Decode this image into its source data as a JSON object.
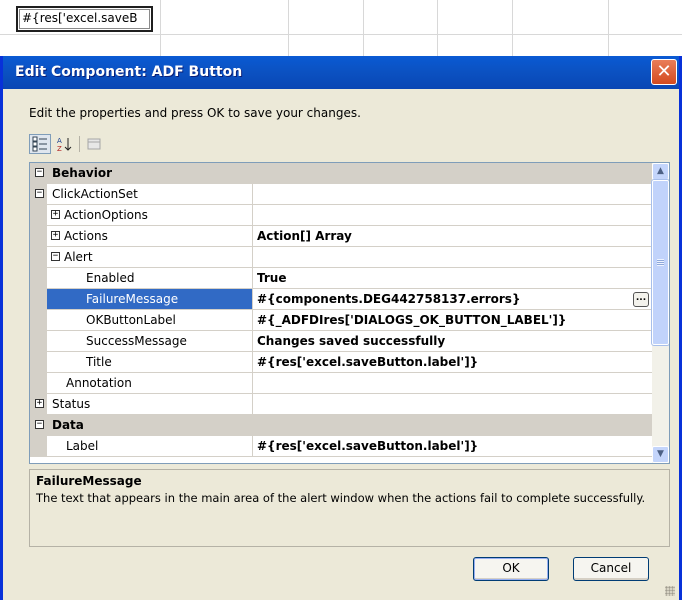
{
  "background": {
    "button_cell_text": "#{res['excel.saveB"
  },
  "dialog": {
    "title": "Edit Component: ADF Button",
    "close_glyph": "✕",
    "instruction": "Edit the properties and press OK to save your changes.",
    "toolbar": {
      "categorized": "categorized-icon",
      "alphabetical": "alphabetical-icon",
      "property_pages": "property-pages-icon"
    },
    "grid": {
      "ellipsis": "...",
      "rows": [
        {
          "name": "Behavior",
          "value": "",
          "category": true,
          "expander": "−"
        },
        {
          "name": "ClickActionSet",
          "value": "",
          "expander": "−"
        },
        {
          "name": "ActionOptions",
          "value": "",
          "expander": "+"
        },
        {
          "name": "Actions",
          "value": "Action[] Array",
          "expander": "+"
        },
        {
          "name": "Alert",
          "value": "",
          "expander": "−"
        },
        {
          "name": "Enabled",
          "value": "True"
        },
        {
          "name": "FailureMessage",
          "value": "#{components.DEG442758137.errors}",
          "selected": true
        },
        {
          "name": "OKButtonLabel",
          "value": "#{_ADFDIres['DIALOGS_OK_BUTTON_LABEL']}"
        },
        {
          "name": "SuccessMessage",
          "value": "Changes saved successfully"
        },
        {
          "name": "Title",
          "value": "#{res['excel.saveButton.label']}"
        },
        {
          "name": "Annotation",
          "value": ""
        },
        {
          "name": "Status",
          "value": "",
          "expander": "+"
        },
        {
          "name": "Data",
          "value": "",
          "category": true,
          "expander": "−"
        },
        {
          "name": "Label",
          "value": "#{res['excel.saveButton.label']}"
        }
      ]
    },
    "description": {
      "title": "FailureMessage",
      "text": "The text that appears in the main area of the alert window when the actions fail to complete successfully."
    },
    "buttons": {
      "ok": "OK",
      "cancel": "Cancel"
    },
    "colors": {
      "title_bar": "#0a5ad4",
      "selection": "#316ac5",
      "dialog_face": "#ece9d8"
    }
  }
}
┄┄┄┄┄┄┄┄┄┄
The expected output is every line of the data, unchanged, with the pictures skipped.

Solved problem:
Decode this image into its source data as a JSON object.
{
  "background": {
    "button_cell_text": "#{res['excel.saveB"
  },
  "dialog": {
    "title": "Edit Component: ADF Button",
    "close_glyph": "✕",
    "instruction": "Edit the properties and press OK to save your changes.",
    "toolbar": {
      "categorized": "categorized-icon",
      "alphabetical": "alphabetical-icon",
      "property_pages": "property-pages-icon"
    },
    "grid": {
      "ellipsis": "...",
      "rows": [
        {
          "name": "Behavior",
          "value": "",
          "category": true,
          "expander": "−"
        },
        {
          "name": "ClickActionSet",
          "value": "",
          "expander": "−"
        },
        {
          "name": "ActionOptions",
          "value": "",
          "expander": "+"
        },
        {
          "name": "Actions",
          "value": "Action[] Array",
          "expander": "+"
        },
        {
          "name": "Alert",
          "value": "",
          "expander": "−"
        },
        {
          "name": "Enabled",
          "value": "True"
        },
        {
          "name": "FailureMessage",
          "value": "#{components.DEG442758137.errors}",
          "selected": true
        },
        {
          "name": "OKButtonLabel",
          "value": "#{_ADFDIres['DIALOGS_OK_BUTTON_LABEL']}"
        },
        {
          "name": "SuccessMessage",
          "value": "Changes saved successfully"
        },
        {
          "name": "Title",
          "value": "#{res['excel.saveButton.label']}"
        },
        {
          "name": "Annotation",
          "value": ""
        },
        {
          "name": "Status",
          "value": "",
          "expander": "+"
        },
        {
          "name": "Data",
          "value": "",
          "category": true,
          "expander": "−"
        },
        {
          "name": "Label",
          "value": "#{res['excel.saveButton.label']}"
        }
      ]
    },
    "description": {
      "title": "FailureMessage",
      "text": "The text that appears in the main area of the alert window when the actions fail to complete successfully."
    },
    "buttons": {
      "ok": "OK",
      "cancel": "Cancel"
    },
    "colors": {
      "title_bar": "#0a5ad4",
      "selection": "#316ac5",
      "dialog_face": "#ece9d8"
    }
  }
}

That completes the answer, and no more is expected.